  • Investigate the market for renting out and start repair shop for high-quality clothes.
  • Rethink business models



  • Buy less is essential
  • Wash clothes at a lower temperature, less, dry naturally.
  • Read and follow washing labels.
  • Larger loads of clothes
  • Read and follow washing labels
  • Consumer trade and donate clothes to charity
  • Consumers purchase secondhand clothing
  • Collaboration consumption
  • Take part in swapping events
  • Wear clothes longer to extend its life cycle and reduce water use and lower carbon footprints
  • Willingness to repair and deliver for repair
  • Buy clothes with better and longer-lasting quality
  • Buy ethical clothes, support workers in manufacture countries

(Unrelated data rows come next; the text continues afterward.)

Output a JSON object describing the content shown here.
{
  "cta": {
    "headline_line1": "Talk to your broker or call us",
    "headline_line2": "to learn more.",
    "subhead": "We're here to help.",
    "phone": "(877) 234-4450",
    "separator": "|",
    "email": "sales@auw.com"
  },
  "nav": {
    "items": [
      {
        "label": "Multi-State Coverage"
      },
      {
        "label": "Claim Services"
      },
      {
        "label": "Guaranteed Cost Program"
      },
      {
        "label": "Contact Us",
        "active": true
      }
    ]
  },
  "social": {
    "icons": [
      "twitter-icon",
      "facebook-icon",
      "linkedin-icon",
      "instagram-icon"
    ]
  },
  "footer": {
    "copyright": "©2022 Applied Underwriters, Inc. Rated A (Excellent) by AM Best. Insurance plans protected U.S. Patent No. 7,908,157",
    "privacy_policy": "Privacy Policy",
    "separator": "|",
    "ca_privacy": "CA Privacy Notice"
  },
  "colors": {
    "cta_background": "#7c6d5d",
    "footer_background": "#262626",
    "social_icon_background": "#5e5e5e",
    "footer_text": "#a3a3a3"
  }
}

  • 1/5 of all fresh waters in the world are in the Amazon basin. Check out the post and slideshow about Amazon rainforest
  • Less than 1% of the world’s fresh water (or about 0.007% of all water on earth) is readily accessible for direct human use
  • More than 80% of sewage in developing countries is discharged untreated, polluting rivers, lakes and coastal areas
  • The UN estimates that by 2025, forty-eight nations, with the combined population of 2.8 billion, will face freshwater “stress” or “scarcity.”
  • Agriculture is the largest consumer of freshwater by far: about 70% of all freshwater withdrawals go to irrigated agriculture
  • At home, the average American uses between 100 and 175 gallons of water a day. That is less than 25 years ago, but it does not include the amount of water used to feed and clothe us.
  • Conserving water helps not only to preserve irreplaceable natural resources but also to reduce the strain on urban wastewater management systems. Wastewater is costly to treat,and requires continuous investment to ensure that the water, we return to our waterways is as clean as possible


  • The world denim market is likely to grow continuously for the next few years. However, supply is growing at a faster pace.
  • World Jeans Market 51.6$ Billion in 2007
  • Expected to become 56.2$ billion by 2014
  • Global demand growing at 5%, supply at 8%
  • Global Denim fabric production in 2006 – 2.7 billion meters
  • Over 50 percent of denim production is based in Asia with China, India, Turkey, Pakistan and Bangladesh

[st_toggle][st_panel state=”” title=”SOURCES AND USEFUL INFORMATION (CLICK AND OPEN)”]

  • WHO/UNICEF Joint Monitoring Program Report, 2012
  •  UNEP World Water Day, 2010
  • WHO “Water, Sanitation, and Hygiene Links to Health,” 2004
  • UNICEF Water, Sanitation, and Hygiene Report, 2010
  • UNDP Human Development Report, 2011
  • WHO “Mortality and burden of disease from water and sanitation”
  • UN World Water Development Report, 2009
  • UN-Water, 2008
  • Volume I and II Encyclopedia of Water Science Second Edition
  • Workshop on Sustainable Development and International Cooperation, 1996 Spiritual dimensions of sustainable development by Arthur L. Dahl Geneva, Switzerland Presented on behalf of the Bahá’i International Community

[/st_panel] [/st_toggle]

[st_toggle][st_panel state=”” title=”RECOMMENDED POSTS ON WATER ISSUES (CLICK AND OPEN)”]

[st_button link=”” target=”blank” icon=”icon: print” background=”#81d742″ border_radius=”5px”]ECO-FASHION-DENIM AND DIAGRAMS DICTIONARIES OVERVIEW[/st_button]

%d bloggers like this: